Using the material that follows, identify and copy each line with the string "editing".

• Task material

__________

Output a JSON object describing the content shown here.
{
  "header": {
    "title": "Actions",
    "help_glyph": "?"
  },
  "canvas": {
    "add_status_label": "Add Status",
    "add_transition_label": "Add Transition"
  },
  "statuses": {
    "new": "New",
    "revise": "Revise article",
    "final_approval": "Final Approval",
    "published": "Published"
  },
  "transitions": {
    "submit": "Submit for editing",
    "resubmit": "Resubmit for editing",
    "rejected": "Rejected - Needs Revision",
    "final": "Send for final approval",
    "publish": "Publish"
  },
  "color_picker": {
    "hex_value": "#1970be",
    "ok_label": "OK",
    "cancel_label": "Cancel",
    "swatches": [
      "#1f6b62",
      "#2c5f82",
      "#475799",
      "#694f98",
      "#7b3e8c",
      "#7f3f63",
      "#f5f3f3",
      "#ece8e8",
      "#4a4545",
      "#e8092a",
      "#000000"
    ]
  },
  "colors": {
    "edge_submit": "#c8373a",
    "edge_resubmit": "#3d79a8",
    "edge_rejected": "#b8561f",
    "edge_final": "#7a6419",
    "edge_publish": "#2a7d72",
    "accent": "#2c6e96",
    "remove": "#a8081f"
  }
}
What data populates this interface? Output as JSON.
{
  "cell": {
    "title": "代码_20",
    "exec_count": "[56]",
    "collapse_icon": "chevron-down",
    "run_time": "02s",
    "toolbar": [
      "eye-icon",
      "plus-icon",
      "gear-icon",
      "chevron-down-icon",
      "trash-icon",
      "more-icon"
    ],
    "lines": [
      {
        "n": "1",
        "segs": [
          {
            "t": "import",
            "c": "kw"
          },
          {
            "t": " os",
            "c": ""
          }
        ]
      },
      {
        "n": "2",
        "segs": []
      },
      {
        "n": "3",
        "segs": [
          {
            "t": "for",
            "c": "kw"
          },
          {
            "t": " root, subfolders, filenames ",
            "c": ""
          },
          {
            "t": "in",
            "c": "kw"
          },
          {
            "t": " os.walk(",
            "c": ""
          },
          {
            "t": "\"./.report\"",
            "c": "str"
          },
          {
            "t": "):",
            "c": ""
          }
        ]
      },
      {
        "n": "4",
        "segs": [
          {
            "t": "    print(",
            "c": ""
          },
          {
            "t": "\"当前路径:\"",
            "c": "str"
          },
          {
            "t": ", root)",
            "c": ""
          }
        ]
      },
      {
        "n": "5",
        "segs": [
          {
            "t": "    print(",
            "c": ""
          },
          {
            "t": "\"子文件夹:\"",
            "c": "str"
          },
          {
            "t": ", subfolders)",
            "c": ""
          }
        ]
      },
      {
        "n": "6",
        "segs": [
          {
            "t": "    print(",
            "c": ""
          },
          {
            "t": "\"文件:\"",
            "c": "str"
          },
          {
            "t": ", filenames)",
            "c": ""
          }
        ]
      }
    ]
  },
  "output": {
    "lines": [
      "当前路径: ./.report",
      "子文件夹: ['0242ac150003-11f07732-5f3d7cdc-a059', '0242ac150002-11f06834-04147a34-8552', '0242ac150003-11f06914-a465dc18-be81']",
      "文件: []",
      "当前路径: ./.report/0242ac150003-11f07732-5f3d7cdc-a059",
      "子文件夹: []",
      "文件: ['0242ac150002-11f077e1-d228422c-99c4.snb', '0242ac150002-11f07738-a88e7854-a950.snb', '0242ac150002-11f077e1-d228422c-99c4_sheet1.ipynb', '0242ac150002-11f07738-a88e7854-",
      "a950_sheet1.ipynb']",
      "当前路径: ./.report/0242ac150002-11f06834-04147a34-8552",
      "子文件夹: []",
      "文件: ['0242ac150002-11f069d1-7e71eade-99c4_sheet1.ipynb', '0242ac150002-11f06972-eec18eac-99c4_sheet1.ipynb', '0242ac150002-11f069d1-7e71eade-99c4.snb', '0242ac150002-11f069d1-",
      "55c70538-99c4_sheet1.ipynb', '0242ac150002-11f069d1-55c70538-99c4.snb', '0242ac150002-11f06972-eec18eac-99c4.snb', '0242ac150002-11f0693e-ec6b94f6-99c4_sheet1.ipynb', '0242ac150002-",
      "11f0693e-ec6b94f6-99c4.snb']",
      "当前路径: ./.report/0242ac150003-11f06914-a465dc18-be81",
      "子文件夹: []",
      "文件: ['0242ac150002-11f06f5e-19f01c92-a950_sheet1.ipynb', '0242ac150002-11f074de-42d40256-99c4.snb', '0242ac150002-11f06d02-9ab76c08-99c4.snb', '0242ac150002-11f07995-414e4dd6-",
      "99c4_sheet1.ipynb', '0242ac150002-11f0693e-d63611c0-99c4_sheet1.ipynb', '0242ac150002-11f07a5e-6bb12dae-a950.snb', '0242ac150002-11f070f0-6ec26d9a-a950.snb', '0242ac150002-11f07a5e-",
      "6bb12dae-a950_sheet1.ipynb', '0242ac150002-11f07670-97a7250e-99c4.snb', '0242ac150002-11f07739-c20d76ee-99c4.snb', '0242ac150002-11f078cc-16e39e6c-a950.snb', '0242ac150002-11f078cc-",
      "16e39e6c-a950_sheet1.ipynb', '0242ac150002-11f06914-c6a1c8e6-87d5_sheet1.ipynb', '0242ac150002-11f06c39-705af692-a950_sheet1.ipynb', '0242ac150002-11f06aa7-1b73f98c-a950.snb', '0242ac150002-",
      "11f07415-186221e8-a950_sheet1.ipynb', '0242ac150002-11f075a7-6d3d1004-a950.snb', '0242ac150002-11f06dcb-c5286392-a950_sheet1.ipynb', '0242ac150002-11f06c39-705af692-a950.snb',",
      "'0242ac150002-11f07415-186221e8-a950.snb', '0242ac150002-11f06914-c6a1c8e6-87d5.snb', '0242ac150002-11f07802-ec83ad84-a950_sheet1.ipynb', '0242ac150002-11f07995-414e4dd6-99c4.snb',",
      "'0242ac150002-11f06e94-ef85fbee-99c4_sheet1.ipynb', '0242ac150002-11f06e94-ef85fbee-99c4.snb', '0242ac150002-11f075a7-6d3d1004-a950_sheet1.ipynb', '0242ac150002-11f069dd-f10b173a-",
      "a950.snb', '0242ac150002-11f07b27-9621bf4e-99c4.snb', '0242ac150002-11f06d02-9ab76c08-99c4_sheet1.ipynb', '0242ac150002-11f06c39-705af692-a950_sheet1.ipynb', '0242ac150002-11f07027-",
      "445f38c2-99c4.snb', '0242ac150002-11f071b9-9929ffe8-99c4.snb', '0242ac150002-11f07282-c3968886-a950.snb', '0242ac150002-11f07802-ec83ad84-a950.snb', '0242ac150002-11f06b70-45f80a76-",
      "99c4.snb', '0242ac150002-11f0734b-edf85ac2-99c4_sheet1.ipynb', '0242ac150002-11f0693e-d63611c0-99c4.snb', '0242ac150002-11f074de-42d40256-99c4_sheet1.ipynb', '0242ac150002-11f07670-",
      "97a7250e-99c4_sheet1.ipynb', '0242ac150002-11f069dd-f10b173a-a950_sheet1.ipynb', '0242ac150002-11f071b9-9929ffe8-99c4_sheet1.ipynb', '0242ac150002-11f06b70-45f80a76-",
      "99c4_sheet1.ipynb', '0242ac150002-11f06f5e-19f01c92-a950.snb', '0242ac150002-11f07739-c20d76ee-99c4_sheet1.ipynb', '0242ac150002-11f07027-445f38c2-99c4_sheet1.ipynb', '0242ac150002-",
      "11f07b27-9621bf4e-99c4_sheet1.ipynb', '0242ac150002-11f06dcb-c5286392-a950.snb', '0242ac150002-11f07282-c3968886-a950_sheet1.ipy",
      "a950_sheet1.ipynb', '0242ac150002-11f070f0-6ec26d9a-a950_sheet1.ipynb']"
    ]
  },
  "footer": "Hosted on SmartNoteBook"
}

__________

• Exercise solution
    "submit": "Submit for editing",
    "resubmit": "Resubmit for editing",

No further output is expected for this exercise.